The design was Kazuya Morita Architecture Studio. The structural engineer was Mitsuda Structural Consultants. It was completed on August 2007. The total floor area reached total 51.78 square meter.

Shelf-Pod became a private residence located in Moriguchi City, Japan. The client had an extensive collection of books on the subject of Islamic history, so this architecture was not only designed for living, but would have the maximum capacity for its storage and exhibition.

Home Decor

Suzukake Honten, a Japanese Interior Pastry Shop with Japanese Black in Silence by Case-Real

Lacie / February 11, 2018

The project name was SUZUKAKE honten. The design was Koichi Futatsumata (CASE-REAL). The client was Suzukake Co.,Ltd. It was built for Japanese pastry shop & café. It was located on Fukuoka, Japan. The floor area was 162m.

SUZUKAKE honten
“A Japanese pastry shop with Japanese black in silence”

A interior design of a Japanese pastry shop was located in Kami-Kawabata, Hakata Ward, Fukuoka City, a historical merchant town. A flagship shop of a Japanese pastry shop consisted of Japanese ‘Kaho’ (a pastry shop) and Japanese ‘Saho’ (a tearoom).

japanese

A pastry shop was far away from the crowd, although the shop was placed on the main street. The Japanese interior was inspired by the idea that the place where pastries were treated as the holiest of holies, the ‘Kaho’.

Simple pastries were displayed nine-meter display case in Japanese black to be conspicuous the existence of pure.

The existence of the display case was abused by using Japanese black plastered wall to all the materials, details and all of the walls.

The ‘Saho’ was made to an open place with original produced furniture where everything inside could be easily known from the street, contrasted to the ‘Kaho’.

To create the expectation of its predecessor state the entrance was built a beautifully decorate 5 colored curtain and along with that there was an amazing signboard.

Japanese designers Case and Real designed the whole interior of a tearoom and a pastry shop in Japan (Fukuoka to be precise). Called Suzukake, there were two rooms in the shop. The pastry shop (Kaho) was concealed away and black painted the pastry shop.

The tearoom (Saho) was clearly looked from the street. A nine metre long display case presented pastries, cantilevered at one end. Photographs were by Hiroshi Mizusaki.

Home Decor

The Interior Design Of Cocoro Restaurant By Gascoigne Associates

Lacie / February 11, 2018

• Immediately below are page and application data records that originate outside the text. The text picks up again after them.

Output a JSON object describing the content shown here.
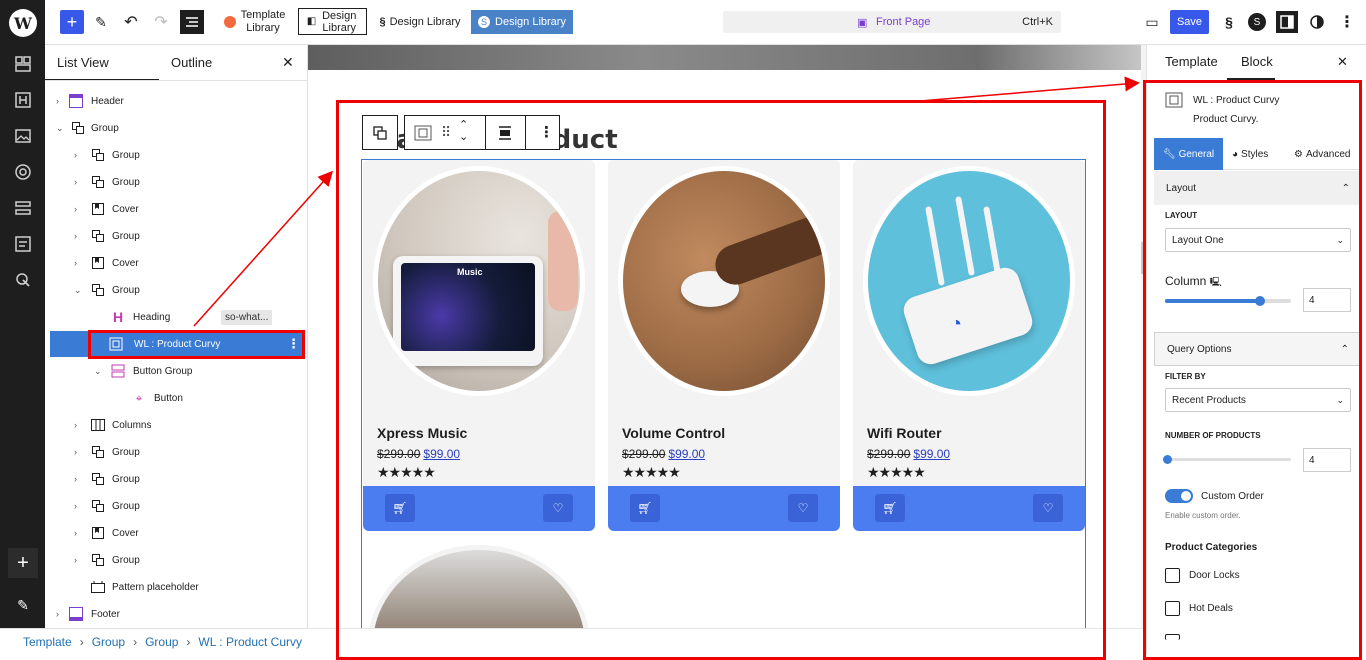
{
  "topbar": {
    "template_library": "Template Library",
    "design_library_1": "Design Library",
    "design_library_2": "Design Library",
    "design_library_3": "Design Library",
    "front_page": "Front Page",
    "shortcut": "Ctrl+K",
    "save": "Save"
  },
  "listview": {
    "tab_list": "List View",
    "tab_outline": "Outline",
    "items": [
      {
        "label": "Header"
      },
      {
        "label": "Group"
      },
      {
        "label": "Group"
      },
      {
        "label": "Group"
      },
      {
        "label": "Cover"
      },
      {
        "label": "Group"
      },
      {
        "label": "Cover"
      },
      {
        "label": "Group"
      },
      {
        "label": "Heading",
        "badge": "so-what..."
      },
      {
        "label": "WL : Product Curvy"
      },
      {
        "label": "Button Group"
      },
      {
        "label": "Button"
      },
      {
        "label": "Columns"
      },
      {
        "label": "Group"
      },
      {
        "label": "Group"
      },
      {
        "label": "Group"
      },
      {
        "label": "Cover"
      },
      {
        "label": "Group"
      },
      {
        "label": "Pattern placeholder"
      },
      {
        "label": "Footer"
      }
    ]
  },
  "breadcrumb": [
    "Template",
    "Group",
    "Group",
    "WL : Product Curvy"
  ],
  "canvas": {
    "heading": "Featured Product",
    "products": [
      {
        "name": "Xpress Music",
        "old_price": "$299.00",
        "price": "$99.00",
        "stars": "★★★★★"
      },
      {
        "name": "Volume Control",
        "old_price": "$299.00",
        "price": "$99.00",
        "stars": "★★★★★"
      },
      {
        "name": "Wifi Router",
        "old_price": "$299.00",
        "price": "$99.00",
        "stars": "★★★★★"
      }
    ],
    "music_screen": "Music"
  },
  "rightpanel": {
    "tab_template": "Template",
    "tab_block": "Block",
    "block_name": "WL : Product Curvy",
    "block_desc": "Product Curvy.",
    "tab_general": "General",
    "tab_styles": "Styles",
    "tab_advanced": "Advanced",
    "layout_section": "Layout",
    "layout_label": "LAYOUT",
    "layout_value": "Layout One",
    "column_label": "Column",
    "column_value": "4",
    "column_fraction": 0.75,
    "query_section": "Query Options",
    "filter_label": "FILTER BY",
    "filter_value": "Recent Products",
    "num_label": "NUMBER OF PRODUCTS",
    "num_value": "4",
    "num_fraction": 0.0,
    "custom_order": "Custom Order",
    "custom_order_help": "Enable custom order.",
    "categories_label": "Product Categories",
    "categories": [
      "Door Locks",
      "Hot Deals"
    ]
  },
  "colors": {
    "accent": "#3858e9",
    "card_bar": "#4c7df0",
    "selection": "#3a7bd5",
    "annotation": "#e00000"
  }
}
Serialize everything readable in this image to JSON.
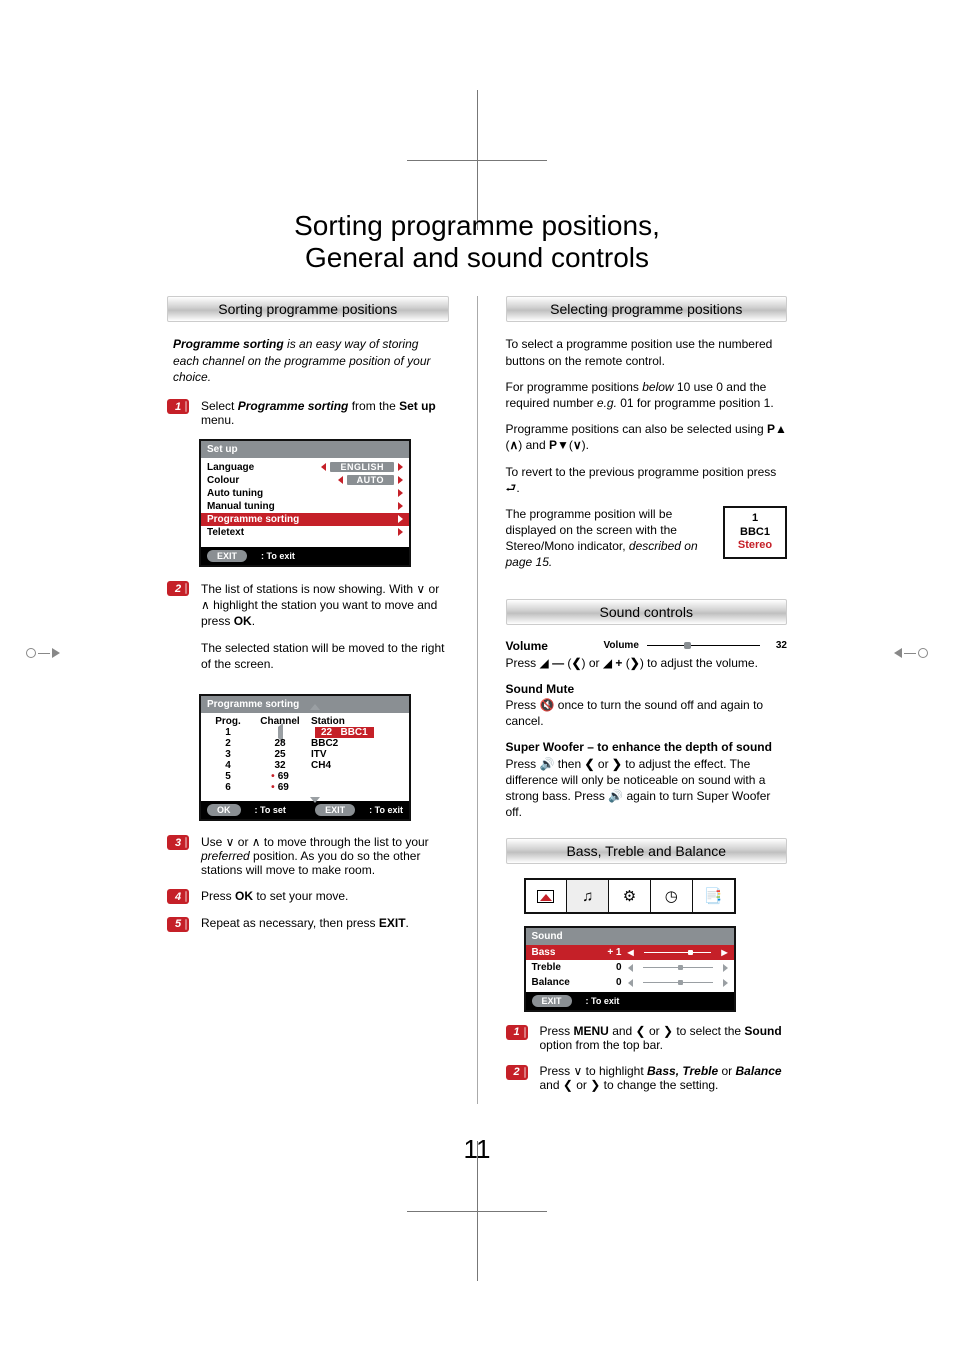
{
  "title_l1": "Sorting programme positions,",
  "title_l2": "General and sound controls",
  "page_number": "11",
  "left": {
    "section_title": "Sorting programme positions",
    "intro_bold": "Programme sorting",
    "intro_rest": " is an easy way of storing each channel on the programme position of your choice.",
    "step1_a": "Select ",
    "step1_b": "Programme sorting",
    "step1_c": " from the ",
    "step1_d": "Set up",
    "step1_e": " menu.",
    "setup": {
      "title": "Set up",
      "rows": [
        {
          "label": "Language",
          "pill": "ENGLISH",
          "sel": false,
          "arr": true
        },
        {
          "label": "Colour",
          "pill": "AUTO",
          "sel": false,
          "arr": true
        },
        {
          "label": "Auto tuning",
          "sel": false,
          "right": true
        },
        {
          "label": "Manual tuning",
          "sel": false,
          "right": true
        },
        {
          "label": "Programme sorting",
          "sel": true,
          "right": true
        },
        {
          "label": "Teletext",
          "sel": false,
          "right": true
        }
      ],
      "hint_btn": "EXIT",
      "hint_txt": ": To exit"
    },
    "step2": "The list of stations is now showing. With ∨ or ∧ highlight the station you want to move and press ",
    "step2_btn": "OK",
    "step2_tail": ".",
    "step2b": "The selected station will be moved to the right of the screen.",
    "ps": {
      "title": "Programme sorting",
      "hdr": {
        "c1": "Prog.",
        "c2": "Channel",
        "c3": "Station"
      },
      "rows": [
        {
          "p": "1",
          "ch": "",
          "st": "",
          "sel": true,
          "sel_ch": "22",
          "sel_st": "BBC1"
        },
        {
          "p": "2",
          "ch": "28",
          "st": "BBC2"
        },
        {
          "p": "3",
          "ch": "25",
          "st": "ITV"
        },
        {
          "p": "4",
          "ch": "32",
          "st": "CH4"
        },
        {
          "p": "5",
          "ch": "69",
          "st": "",
          "dot": true
        },
        {
          "p": "6",
          "ch": "69",
          "st": "",
          "dot": true
        }
      ],
      "hint_ok": "OK",
      "hint_ok_t": ": To set",
      "hint_ex": "EXIT",
      "hint_ex_t": ": To exit"
    },
    "step3": "Use ∨ or ∧ to move through the list to your ",
    "step3_i": "preferred",
    "step3_b": " position. As you do so the other stations will move to make room.",
    "step4_a": "Press ",
    "step4_b": "OK",
    "step4_c": " to set your move.",
    "step5_a": "Repeat as necessary, then press ",
    "step5_b": "EXIT",
    "step5_c": "."
  },
  "right": {
    "sel_title": "Selecting programme positions",
    "p1": "To select a programme position use the numbered buttons on the remote control.",
    "p2": "For programme positions below 10 use 0 and the required number e.g. 01 for programme position 1.",
    "p3": "Programme positions can also be selected using P▲ (∧) and P▼(∨).",
    "p4": "To revert to the previous programme position press ⮐.",
    "status_pre": "The programme position will be displayed on the screen with the Stereo/Mono indicator, ",
    "status_i": "described on page 15.",
    "status": {
      "num": "1",
      "ch": "BBC1",
      "mode": "Stereo"
    },
    "snd_title": "Sound controls",
    "vol_label": "Volume",
    "vol_small": "Volume",
    "vol_num": "32",
    "vol_text": "Press 🔇 — (❮) or 🔊 + (❯) to adjust the volume.",
    "mute_h": "Sound Mute",
    "mute_t": "Press 🔇 once to turn the sound off and again to cancel.",
    "sw_h": "Super Woofer – to enhance the depth of sound",
    "sw_t": "Press 🔊 then ❮ or ❯ to adjust the effect. The difference will only be noticeable on sound with a strong bass. Press 🔊 again to turn Super Woofer off.",
    "btb_title": "Bass, Treble and Balance",
    "sound_osd": {
      "title": "Sound",
      "rows": [
        {
          "label": "Bass",
          "val": "+ 1",
          "sel": true,
          "k": 0.65
        },
        {
          "label": "Treble",
          "val": "0",
          "k": 0.5
        },
        {
          "label": "Balance",
          "val": "0",
          "k": 0.5
        }
      ],
      "hint_btn": "EXIT",
      "hint_txt": ": To exit"
    },
    "bstep1_a": "Press ",
    "bstep1_b": "MENU",
    "bstep1_c": " and ❮ or ❯ to select the ",
    "bstep1_d": "Sound",
    "bstep1_e": " option from the top bar.",
    "bstep2_a": "Press ∨ to highlight ",
    "bstep2_b": "Bass, Treble",
    "bstep2_c": " or ",
    "bstep2_d": "Balance",
    "bstep2_e": " and ❮ or ❯ to change the setting."
  }
}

Cocoro was situated in an old industrial warehouse in Brown Street, Ponsonby, Auckland, New Zealand. Cocoro had the meaning of ‘heart and soul’ in Japanese. As modern Japanese, a degustation style menu including Japanese style tapas was offered.

The Decor includes large squares of chocolate carpet, woven charcoal and reminiscent of subtle tatami-style matting. The restaurant menu had a different pattern that of a checkerboard pattern.

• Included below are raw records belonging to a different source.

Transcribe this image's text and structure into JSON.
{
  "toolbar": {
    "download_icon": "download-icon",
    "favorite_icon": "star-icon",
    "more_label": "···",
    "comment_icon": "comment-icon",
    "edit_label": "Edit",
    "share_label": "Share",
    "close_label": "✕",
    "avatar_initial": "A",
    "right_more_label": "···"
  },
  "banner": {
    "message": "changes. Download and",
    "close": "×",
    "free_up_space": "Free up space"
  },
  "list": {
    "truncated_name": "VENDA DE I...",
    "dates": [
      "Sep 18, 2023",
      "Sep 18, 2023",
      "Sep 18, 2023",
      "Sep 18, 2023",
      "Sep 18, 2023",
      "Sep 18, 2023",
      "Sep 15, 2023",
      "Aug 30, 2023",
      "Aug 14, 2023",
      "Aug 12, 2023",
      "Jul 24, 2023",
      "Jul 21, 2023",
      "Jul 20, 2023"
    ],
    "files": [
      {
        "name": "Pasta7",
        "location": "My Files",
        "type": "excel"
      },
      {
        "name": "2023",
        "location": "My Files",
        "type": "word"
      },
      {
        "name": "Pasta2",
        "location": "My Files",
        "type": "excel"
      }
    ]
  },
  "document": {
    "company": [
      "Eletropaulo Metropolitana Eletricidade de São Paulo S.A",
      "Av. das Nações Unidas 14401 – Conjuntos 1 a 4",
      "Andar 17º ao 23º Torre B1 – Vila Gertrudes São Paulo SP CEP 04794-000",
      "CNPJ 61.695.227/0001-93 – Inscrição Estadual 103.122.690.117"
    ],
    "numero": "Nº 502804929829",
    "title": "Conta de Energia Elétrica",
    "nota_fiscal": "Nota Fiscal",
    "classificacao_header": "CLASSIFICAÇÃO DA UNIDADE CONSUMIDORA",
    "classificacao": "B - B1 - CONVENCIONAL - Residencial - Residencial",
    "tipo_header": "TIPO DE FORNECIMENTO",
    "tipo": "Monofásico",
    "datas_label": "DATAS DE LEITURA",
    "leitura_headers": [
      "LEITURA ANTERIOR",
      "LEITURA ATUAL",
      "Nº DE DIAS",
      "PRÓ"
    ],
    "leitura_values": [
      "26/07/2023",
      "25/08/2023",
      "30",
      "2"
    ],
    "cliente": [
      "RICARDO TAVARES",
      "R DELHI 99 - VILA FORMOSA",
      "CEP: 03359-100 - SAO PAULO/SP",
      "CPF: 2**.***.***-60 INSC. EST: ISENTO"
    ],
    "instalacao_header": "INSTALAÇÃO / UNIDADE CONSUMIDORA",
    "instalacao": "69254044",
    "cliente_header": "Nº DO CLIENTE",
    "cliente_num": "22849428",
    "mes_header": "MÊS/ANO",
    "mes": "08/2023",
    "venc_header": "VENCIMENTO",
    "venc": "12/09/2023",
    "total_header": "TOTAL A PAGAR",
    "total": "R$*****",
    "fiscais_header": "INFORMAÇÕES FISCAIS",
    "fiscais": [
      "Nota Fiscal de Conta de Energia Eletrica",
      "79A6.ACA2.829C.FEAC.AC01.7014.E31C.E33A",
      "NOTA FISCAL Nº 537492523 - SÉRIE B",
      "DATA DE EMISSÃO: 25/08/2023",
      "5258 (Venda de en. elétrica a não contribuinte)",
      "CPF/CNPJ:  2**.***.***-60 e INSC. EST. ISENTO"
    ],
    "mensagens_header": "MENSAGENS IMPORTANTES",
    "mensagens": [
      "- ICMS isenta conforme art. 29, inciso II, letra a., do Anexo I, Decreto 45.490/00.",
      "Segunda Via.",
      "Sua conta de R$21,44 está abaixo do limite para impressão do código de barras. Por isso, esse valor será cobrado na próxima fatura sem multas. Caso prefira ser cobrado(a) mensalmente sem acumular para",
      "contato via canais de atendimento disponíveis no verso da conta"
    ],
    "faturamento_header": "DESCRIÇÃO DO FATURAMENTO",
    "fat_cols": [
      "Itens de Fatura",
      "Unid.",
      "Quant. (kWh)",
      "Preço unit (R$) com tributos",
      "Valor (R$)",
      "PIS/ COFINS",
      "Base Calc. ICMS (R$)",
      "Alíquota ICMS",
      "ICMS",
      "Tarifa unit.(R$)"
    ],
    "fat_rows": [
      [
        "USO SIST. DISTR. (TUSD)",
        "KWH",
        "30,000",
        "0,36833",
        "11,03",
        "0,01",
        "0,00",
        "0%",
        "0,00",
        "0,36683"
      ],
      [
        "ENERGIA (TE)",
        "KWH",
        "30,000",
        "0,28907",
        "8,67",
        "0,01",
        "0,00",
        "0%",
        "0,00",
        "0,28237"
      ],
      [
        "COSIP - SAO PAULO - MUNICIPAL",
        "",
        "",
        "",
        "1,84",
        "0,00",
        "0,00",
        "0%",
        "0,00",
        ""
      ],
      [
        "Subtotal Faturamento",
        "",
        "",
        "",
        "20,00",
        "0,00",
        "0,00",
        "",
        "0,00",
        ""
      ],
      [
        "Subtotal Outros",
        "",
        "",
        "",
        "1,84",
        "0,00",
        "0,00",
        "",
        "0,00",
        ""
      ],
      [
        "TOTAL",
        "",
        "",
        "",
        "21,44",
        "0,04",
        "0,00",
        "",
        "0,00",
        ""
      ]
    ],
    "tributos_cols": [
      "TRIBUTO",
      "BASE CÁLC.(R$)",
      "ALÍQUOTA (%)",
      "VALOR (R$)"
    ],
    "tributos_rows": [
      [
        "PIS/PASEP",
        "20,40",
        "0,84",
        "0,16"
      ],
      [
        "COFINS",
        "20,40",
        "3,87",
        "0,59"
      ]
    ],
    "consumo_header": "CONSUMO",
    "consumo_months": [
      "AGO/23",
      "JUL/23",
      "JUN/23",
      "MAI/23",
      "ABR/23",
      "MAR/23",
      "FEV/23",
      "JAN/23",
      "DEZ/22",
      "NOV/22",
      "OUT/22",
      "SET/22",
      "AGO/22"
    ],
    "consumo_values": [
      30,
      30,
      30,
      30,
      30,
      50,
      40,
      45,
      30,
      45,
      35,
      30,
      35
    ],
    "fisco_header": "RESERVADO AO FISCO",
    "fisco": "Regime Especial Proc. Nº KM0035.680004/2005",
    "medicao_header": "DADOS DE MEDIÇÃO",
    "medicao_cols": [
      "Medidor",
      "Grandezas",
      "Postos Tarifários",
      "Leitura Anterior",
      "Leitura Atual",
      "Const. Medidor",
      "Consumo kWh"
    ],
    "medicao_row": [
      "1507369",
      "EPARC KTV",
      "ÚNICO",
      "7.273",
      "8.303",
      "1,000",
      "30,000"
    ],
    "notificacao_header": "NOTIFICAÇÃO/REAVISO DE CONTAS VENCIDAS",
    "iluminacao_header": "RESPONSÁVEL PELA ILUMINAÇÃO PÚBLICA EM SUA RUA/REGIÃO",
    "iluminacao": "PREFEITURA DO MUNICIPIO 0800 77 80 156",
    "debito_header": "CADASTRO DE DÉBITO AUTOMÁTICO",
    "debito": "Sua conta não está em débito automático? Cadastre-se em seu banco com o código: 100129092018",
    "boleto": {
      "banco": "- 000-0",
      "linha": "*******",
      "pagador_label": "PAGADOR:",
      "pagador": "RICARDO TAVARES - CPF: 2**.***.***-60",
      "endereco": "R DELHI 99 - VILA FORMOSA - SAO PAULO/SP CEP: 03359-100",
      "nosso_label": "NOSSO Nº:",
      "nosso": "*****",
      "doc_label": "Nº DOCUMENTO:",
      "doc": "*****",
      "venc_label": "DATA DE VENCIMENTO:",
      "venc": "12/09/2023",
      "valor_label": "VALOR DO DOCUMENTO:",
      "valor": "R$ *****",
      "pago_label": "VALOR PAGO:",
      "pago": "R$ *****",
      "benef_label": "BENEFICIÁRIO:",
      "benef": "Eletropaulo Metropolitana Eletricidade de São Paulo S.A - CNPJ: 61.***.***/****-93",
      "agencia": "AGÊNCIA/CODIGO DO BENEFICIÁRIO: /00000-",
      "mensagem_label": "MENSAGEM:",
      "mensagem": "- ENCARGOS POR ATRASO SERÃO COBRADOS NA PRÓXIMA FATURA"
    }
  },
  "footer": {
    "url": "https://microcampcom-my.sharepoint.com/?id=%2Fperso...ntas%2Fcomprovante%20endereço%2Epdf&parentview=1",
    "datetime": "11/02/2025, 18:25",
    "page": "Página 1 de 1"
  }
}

For an environment feeling which would look natural, modern and comfortable, all of the selected materials were recyclable. The restaurant design was perfect for both lunch and dinner and compliments the tapas style menu with its simplicity.

gascogine

The restaurant’s logo had circular graphics, and was printed on the up-lit black walls. The large six metre long Macrocarpa dining table was cut from a single tree in the middle of the room. The guests were invited to dine side by side. Lined with Macrocarpa batons integrating LED downlights and sound studio foam for acoustics, the ceilings were sandblasted exposed concrete.

The raw exposed concrete ceiling, there were battens, which were hanged, and above the lines of banquet seating was on each sidewall. The communal table was placed in the centre, subtly hiding LED downlights which the focus was placed on the food. With the rectangular slot window in the back wall, diners were allowed to see into the quiet and efficient kitchen

This Japanese restaurant interior lined with wooden slats in Auckland, New Zealand, was completed by New Zealand architects Gascoigne Associates. Called Cocoro (meaning ‘heart and soul’ in Japanese), the restaurant was situated in a former warehouse.

With LED lighting and sound insulation concealed between them, wooden slats suspended the exposed concrete walls and ceiling. Photographs were by Patrick Reynolds.